- All analogue placed inside the cabinet.
- For controlling both of the pumps and the light. Three in total.
- Arduino Due
- All the sensors are attached to it and it has its own power source since all of it cannot be powered through the USB. Arduino Due is used because it supports a wider plethora of sensors than GPIO of Raspberry PI.
- Raspberry Pi
- A first generation model B+ is put to use here. It has a WiFi antenna in one USB slot (because it didn't come with an integrated WiFi interface) and Arduino Due is plugged in the other USB slot to report the state of the sensors (and act on the actuators).
- LED strip in the cabinet
- Held in place above the pillars to provide additional lighting and connected via relay to the Arduino Due.

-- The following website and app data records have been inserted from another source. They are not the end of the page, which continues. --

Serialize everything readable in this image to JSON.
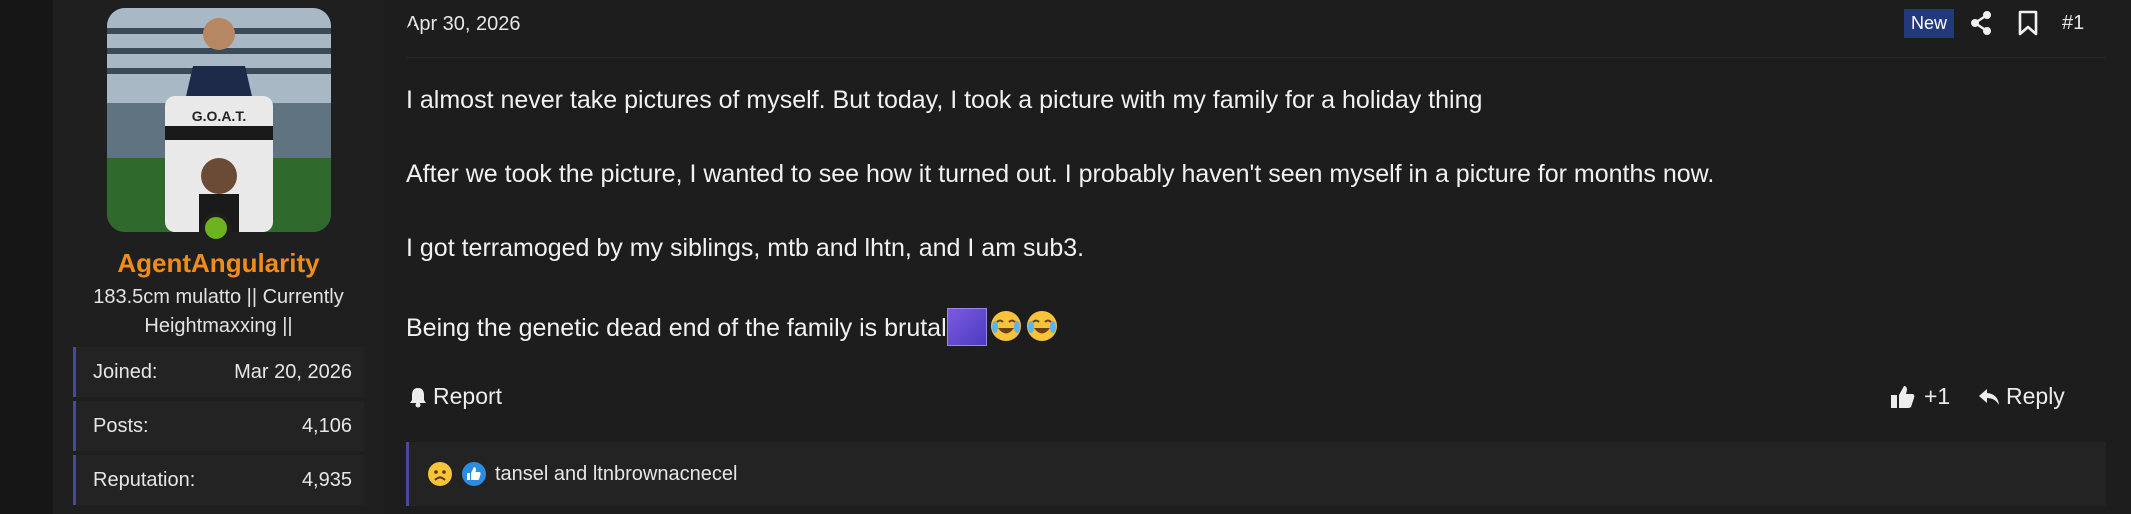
{
  "user": {
    "username": "AgentAngularity",
    "title": "183.5cm mulatto || Currently Heightmaxxing ||",
    "avatar_caption": "G.O.A.T.",
    "online_status": "online-icon",
    "stats": [
      {
        "label": "Joined:",
        "value": "Mar 20, 2026"
      },
      {
        "label": "Posts:",
        "value": "4,106"
      },
      {
        "label": "Reputation:",
        "value": "4,935"
      }
    ]
  },
  "post": {
    "date": "Apr 30, 2026",
    "badge": "New",
    "number": "#1",
    "paragraphs": [
      "I almost never take pictures of myself. But today, I took a picture with my family for a holiday thing",
      "After we took the picture, I wanted to see how it turned out. I probably haven't seen myself in a picture for months now.",
      "I got terramoged by my siblings, mtb and lhtn, and I am sub3.",
      "Being the genetic dead end of the family is brutal"
    ],
    "inline_icons": [
      "inline-image",
      "crying-laughing-emoji",
      "crying-laughing-emoji"
    ]
  },
  "actions": {
    "report_label": "Report",
    "like_count": "+1",
    "reply_label": "Reply"
  },
  "reactions": {
    "icons": [
      "sad-face-icon",
      "thumbs-up-icon"
    ],
    "names": "tansel and ltnbrownacnecel"
  },
  "colors": {
    "username": "#f08c1a",
    "badge_bg": "#223a7c",
    "accent_border": "#4a4a9c",
    "online": "#6db31f"
  }
}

- Power source
- Everything is neatly connected in one plastic box and fed power coming into the cabinet from the nearby outlet.
The idea came from the Window Farms kickstarter so kudos to those folks. Even though the project is discontinued, it gave me inspiration for the hydroponic loop. The plants are nested in each bottle and are of a herb type, compatible both with the ambiental conditions as well as with each other. There are various attempts online at controlling similar systems via computers. Mine is no different. The systems are known as Grow Boxes and there are most likely communities around them.
The lower tank has an inlet for the solution that is made from water and a fertilizer concentrate bought in store. It needs to be changed weekly or when it evaporates. Once things are set up, the system runs the loop by pumping the solution from the lower tank controlled by the relay and turned on by the sensor, then letting the gravity take care of the rest by dripping the solution from the upper tank all the way through the pillars to the lower tank. The whole cycle is repeated ad nauseam. The lights turn on in the low light conditions.
Here are some photos from hammering on the hardware: